What needs to be done: The answer is the data repeated in full, with no pictures included.

Records drawn from a dataset:
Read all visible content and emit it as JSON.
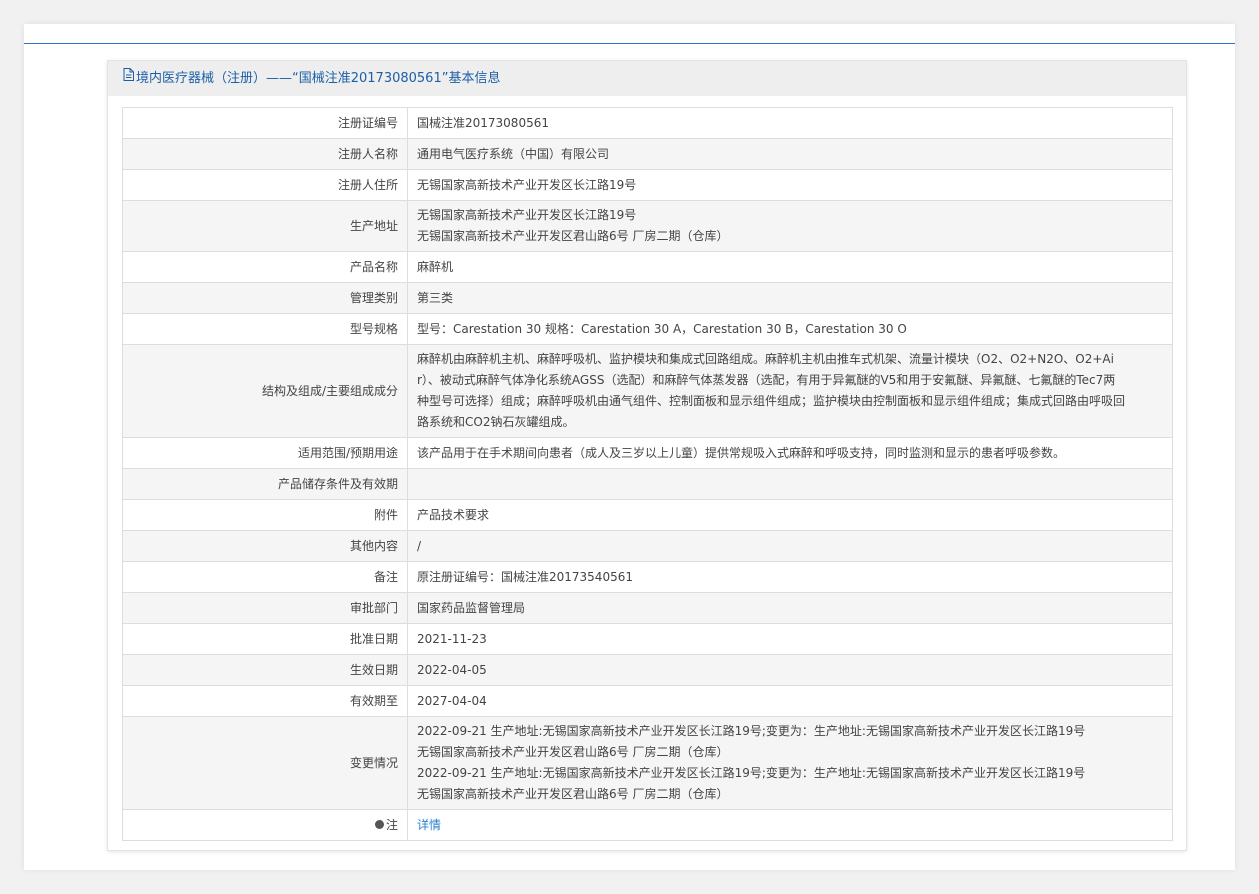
{
  "header": {
    "title": "境内医疗器械（注册）——“国械注准20173080561”基本信息"
  },
  "rows": [
    {
      "label": "注册证编号",
      "value": "国械注准20173080561"
    },
    {
      "label": "注册人名称",
      "value": "通用电气医疗系统（中国）有限公司"
    },
    {
      "label": "注册人住所",
      "value": "无锡国家高新技术产业开发区长江路19号"
    },
    {
      "label": "生产地址",
      "lines": [
        "无锡国家高新技术产业开发区长江路19号",
        "无锡国家高新技术产业开发区君山路6号 厂房二期（仓库）"
      ]
    },
    {
      "label": "产品名称",
      "value": "麻醉机"
    },
    {
      "label": "管理类别",
      "value": "第三类"
    },
    {
      "label": "型号规格",
      "value": "型号：Carestation 30 规格：Carestation 30 A，Carestation 30 B，Carestation 30 O"
    },
    {
      "label": "结构及组成/主要组成成分",
      "lines": [
        "麻醉机由麻醉机主机、麻醉呼吸机、监护模块和集成式回路组成。麻醉机主机由推车式机架、流量计模块（O2、O2+N2O、O2+Ai",
        "r）、被动式麻醉气体净化系统AGSS（选配）和麻醉气体蒸发器（选配，有用于异氟醚的V5和用于安氟醚、异氟醚、七氟醚的Tec7两",
        "种型号可选择）组成；麻醉呼吸机由通气组件、控制面板和显示组件组成；监护模块由控制面板和显示组件组成；集成式回路由呼吸回",
        "路系统和CO2钠石灰罐组成。"
      ]
    },
    {
      "label": "适用范围/预期用途",
      "value": "该产品用于在手术期间向患者（成人及三岁以上儿童）提供常规吸入式麻醉和呼吸支持，同时监测和显示的患者呼吸参数。"
    },
    {
      "label": "产品储存条件及有效期",
      "value": ""
    },
    {
      "label": "附件",
      "value": "产品技术要求"
    },
    {
      "label": "其他内容",
      "value": "/"
    },
    {
      "label": "备注",
      "value": "原注册证编号：国械注准20173540561"
    },
    {
      "label": "审批部门",
      "value": "国家药品监督管理局"
    },
    {
      "label": "批准日期",
      "value": "2021-11-23"
    },
    {
      "label": "生效日期",
      "value": "2022-04-05"
    },
    {
      "label": "有效期至",
      "value": "2027-04-04"
    },
    {
      "label": "变更情况",
      "lines": [
        "2022-09-21 生产地址:无锡国家高新技术产业开发区长江路19号;变更为：生产地址:无锡国家高新技术产业开发区长江路19号",
        "无锡国家高新技术产业开发区君山路6号 厂房二期（仓库）",
        "2022-09-21 生产地址:无锡国家高新技术产业开发区长江路19号;变更为：生产地址:无锡国家高新技术产业开发区长江路19号",
        "无锡国家高新技术产业开发区君山路6号 厂房二期（仓库）"
      ]
    }
  ],
  "note": {
    "label": "注",
    "link_text": "详情"
  },
  "colors": {
    "accent": "#2c73c3",
    "header_text": "#1d5fa6",
    "link": "#2c7fd1"
  }
}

Response area:
Read all visible content and emit it as JSON.
{
  "header": {
    "title": "境内医疗器械（注册）——“国械注准20173080561”基本信息"
  },
  "rows": [
    {
      "label": "注册证编号",
      "value": "国械注准20173080561"
    },
    {
      "label": "注册人名称",
      "value": "通用电气医疗系统（中国）有限公司"
    },
    {
      "label": "注册人住所",
      "value": "无锡国家高新技术产业开发区长江路19号"
    },
    {
      "label": "生产地址",
      "lines": [
        "无锡国家高新技术产业开发区长江路19号",
        "无锡国家高新技术产业开发区君山路6号 厂房二期（仓库）"
      ]
    },
    {
      "label": "产品名称",
      "value": "麻醉机"
    },
    {
      "label": "管理类别",
      "value": "第三类"
    },
    {
      "label": "型号规格",
      "value": "型号：Carestation 30 规格：Carestation 30 A，Carestation 30 B，Carestation 30 O"
    },
    {
      "label": "结构及组成/主要组成成分",
      "lines": [
        "麻醉机由麻醉机主机、麻醉呼吸机、监护模块和集成式回路组成。麻醉机主机由推车式机架、流量计模块（O2、O2+N2O、O2+Ai",
        "r）、被动式麻醉气体净化系统AGSS（选配）和麻醉气体蒸发器（选配，有用于异氟醚的V5和用于安氟醚、异氟醚、七氟醚的Tec7两",
        "种型号可选择）组成；麻醉呼吸机由通气组件、控制面板和显示组件组成；监护模块由控制面板和显示组件组成；集成式回路由呼吸回",
        "路系统和CO2钠石灰罐组成。"
      ]
    },
    {
      "label": "适用范围/预期用途",
      "value": "该产品用于在手术期间向患者（成人及三岁以上儿童）提供常规吸入式麻醉和呼吸支持，同时监测和显示的患者呼吸参数。"
    },
    {
      "label": "产品储存条件及有效期",
      "value": ""
    },
    {
      "label": "附件",
      "value": "产品技术要求"
    },
    {
      "label": "其他内容",
      "value": "/"
    },
    {
      "label": "备注",
      "value": "原注册证编号：国械注准20173540561"
    },
    {
      "label": "审批部门",
      "value": "国家药品监督管理局"
    },
    {
      "label": "批准日期",
      "value": "2021-11-23"
    },
    {
      "label": "生效日期",
      "value": "2022-04-05"
    },
    {
      "label": "有效期至",
      "value": "2027-04-04"
    },
    {
      "label": "变更情况",
      "lines": [
        "2022-09-21 生产地址:无锡国家高新技术产业开发区长江路19号;变更为：生产地址:无锡国家高新技术产业开发区长江路19号",
        "无锡国家高新技术产业开发区君山路6号 厂房二期（仓库）",
        "2022-09-21 生产地址:无锡国家高新技术产业开发区长江路19号;变更为：生产地址:无锡国家高新技术产业开发区长江路19号",
        "无锡国家高新技术产业开发区君山路6号 厂房二期（仓库）"
      ]
    }
  ],
  "note": {
    "label": "注",
    "link_text": "详情"
  },
  "colors": {
    "accent": "#2c73c3",
    "header_text": "#1d5fa6",
    "link": "#2c7fd1"
  }
}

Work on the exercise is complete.